--- DATA FOR THIS EXERCISE ---
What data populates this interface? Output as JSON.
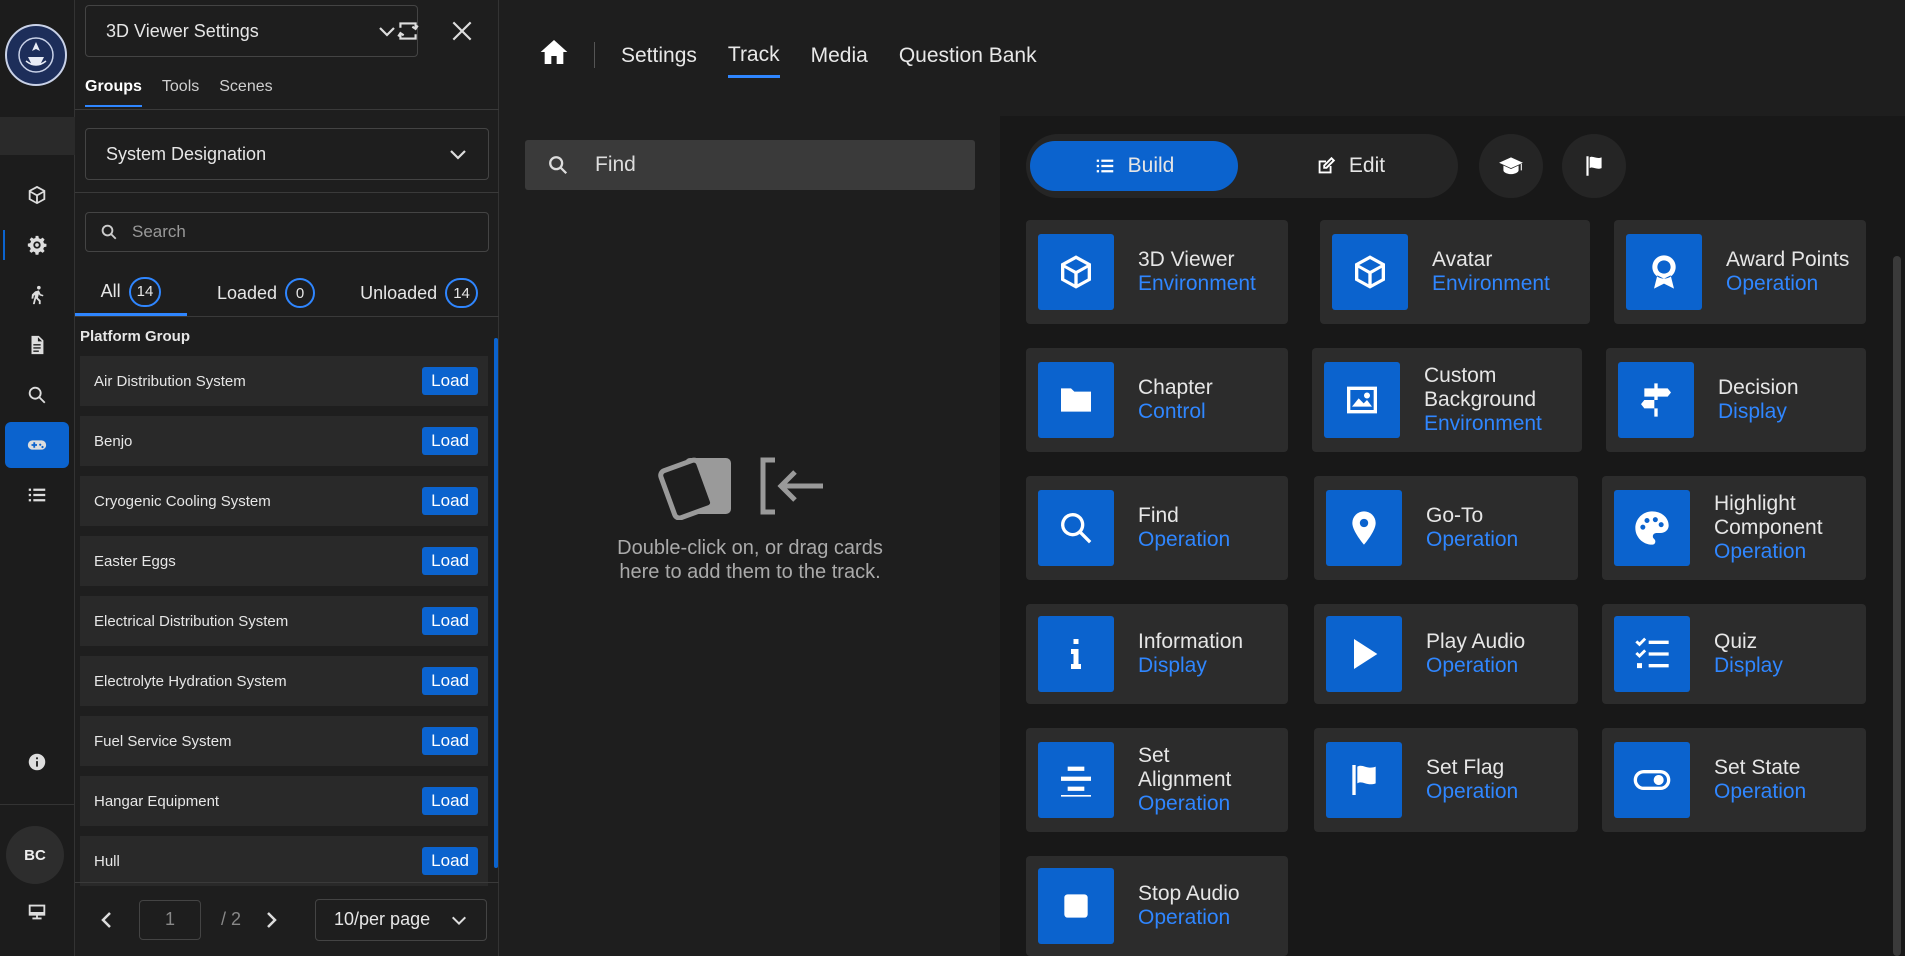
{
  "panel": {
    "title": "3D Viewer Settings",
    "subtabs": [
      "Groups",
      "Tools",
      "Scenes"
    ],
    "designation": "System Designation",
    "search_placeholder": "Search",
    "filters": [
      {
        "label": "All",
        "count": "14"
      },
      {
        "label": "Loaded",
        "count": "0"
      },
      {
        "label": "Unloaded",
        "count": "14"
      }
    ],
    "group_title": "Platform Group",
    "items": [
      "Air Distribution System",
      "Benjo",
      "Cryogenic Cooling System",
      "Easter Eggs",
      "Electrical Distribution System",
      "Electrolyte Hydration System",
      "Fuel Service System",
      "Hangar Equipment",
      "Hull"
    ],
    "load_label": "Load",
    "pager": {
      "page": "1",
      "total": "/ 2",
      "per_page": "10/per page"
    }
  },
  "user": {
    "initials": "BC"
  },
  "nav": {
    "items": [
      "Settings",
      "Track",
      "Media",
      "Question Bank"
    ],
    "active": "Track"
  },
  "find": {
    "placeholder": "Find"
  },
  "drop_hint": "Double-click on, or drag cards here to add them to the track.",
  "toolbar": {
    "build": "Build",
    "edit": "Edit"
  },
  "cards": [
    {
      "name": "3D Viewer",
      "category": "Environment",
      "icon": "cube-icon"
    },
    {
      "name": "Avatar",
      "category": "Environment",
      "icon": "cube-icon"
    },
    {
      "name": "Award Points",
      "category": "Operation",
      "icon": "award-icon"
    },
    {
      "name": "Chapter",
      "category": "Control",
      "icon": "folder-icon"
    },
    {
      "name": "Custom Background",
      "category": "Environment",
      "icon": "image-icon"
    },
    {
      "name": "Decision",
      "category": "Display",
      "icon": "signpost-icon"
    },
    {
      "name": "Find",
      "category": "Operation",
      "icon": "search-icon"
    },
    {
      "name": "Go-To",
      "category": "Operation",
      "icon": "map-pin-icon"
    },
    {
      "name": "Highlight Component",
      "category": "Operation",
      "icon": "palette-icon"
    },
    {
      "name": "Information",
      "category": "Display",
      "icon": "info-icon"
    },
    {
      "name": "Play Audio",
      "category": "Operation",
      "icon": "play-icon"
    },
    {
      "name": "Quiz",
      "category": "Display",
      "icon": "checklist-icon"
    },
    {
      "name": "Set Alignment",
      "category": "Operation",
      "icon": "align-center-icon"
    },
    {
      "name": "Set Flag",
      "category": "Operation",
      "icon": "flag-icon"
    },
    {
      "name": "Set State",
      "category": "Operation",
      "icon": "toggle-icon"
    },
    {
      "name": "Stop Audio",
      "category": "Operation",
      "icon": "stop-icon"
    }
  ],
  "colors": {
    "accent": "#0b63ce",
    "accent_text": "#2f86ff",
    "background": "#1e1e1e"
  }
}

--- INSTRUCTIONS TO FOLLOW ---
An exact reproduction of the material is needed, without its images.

--- WORKED SOLUTION ---
What data populates this interface? Output as JSON.
{
  "panel": {
    "title": "3D Viewer Settings",
    "subtabs": [
      "Groups",
      "Tools",
      "Scenes"
    ],
    "designation": "System Designation",
    "search_placeholder": "Search",
    "filters": [
      {
        "label": "All",
        "count": "14"
      },
      {
        "label": "Loaded",
        "count": "0"
      },
      {
        "label": "Unloaded",
        "count": "14"
      }
    ],
    "group_title": "Platform Group",
    "items": [
      "Air Distribution System",
      "Benjo",
      "Cryogenic Cooling System",
      "Easter Eggs",
      "Electrical Distribution System",
      "Electrolyte Hydration System",
      "Fuel Service System",
      "Hangar Equipment",
      "Hull"
    ],
    "load_label": "Load",
    "pager": {
      "page": "1",
      "total": "/ 2",
      "per_page": "10/per page"
    }
  },
  "user": {
    "initials": "BC"
  },
  "nav": {
    "items": [
      "Settings",
      "Track",
      "Media",
      "Question Bank"
    ],
    "active": "Track"
  },
  "find": {
    "placeholder": "Find"
  },
  "drop_hint": "Double-click on, or drag cards here to add them to the track.",
  "toolbar": {
    "build": "Build",
    "edit": "Edit"
  },
  "cards": [
    {
      "name": "3D Viewer",
      "category": "Environment",
      "icon": "cube-icon"
    },
    {
      "name": "Avatar",
      "category": "Environment",
      "icon": "cube-icon"
    },
    {
      "name": "Award Points",
      "category": "Operation",
      "icon": "award-icon"
    },
    {
      "name": "Chapter",
      "category": "Control",
      "icon": "folder-icon"
    },
    {
      "name": "Custom Background",
      "category": "Environment",
      "icon": "image-icon"
    },
    {
      "name": "Decision",
      "category": "Display",
      "icon": "signpost-icon"
    },
    {
      "name": "Find",
      "category": "Operation",
      "icon": "search-icon"
    },
    {
      "name": "Go-To",
      "category": "Operation",
      "icon": "map-pin-icon"
    },
    {
      "name": "Highlight Component",
      "category": "Operation",
      "icon": "palette-icon"
    },
    {
      "name": "Information",
      "category": "Display",
      "icon": "info-icon"
    },
    {
      "name": "Play Audio",
      "category": "Operation",
      "icon": "play-icon"
    },
    {
      "name": "Quiz",
      "category": "Display",
      "icon": "checklist-icon"
    },
    {
      "name": "Set Alignment",
      "category": "Operation",
      "icon": "align-center-icon"
    },
    {
      "name": "Set Flag",
      "category": "Operation",
      "icon": "flag-icon"
    },
    {
      "name": "Set State",
      "category": "Operation",
      "icon": "toggle-icon"
    },
    {
      "name": "Stop Audio",
      "category": "Operation",
      "icon": "stop-icon"
    }
  ],
  "colors": {
    "accent": "#0b63ce",
    "accent_text": "#2f86ff",
    "background": "#1e1e1e"
  }
}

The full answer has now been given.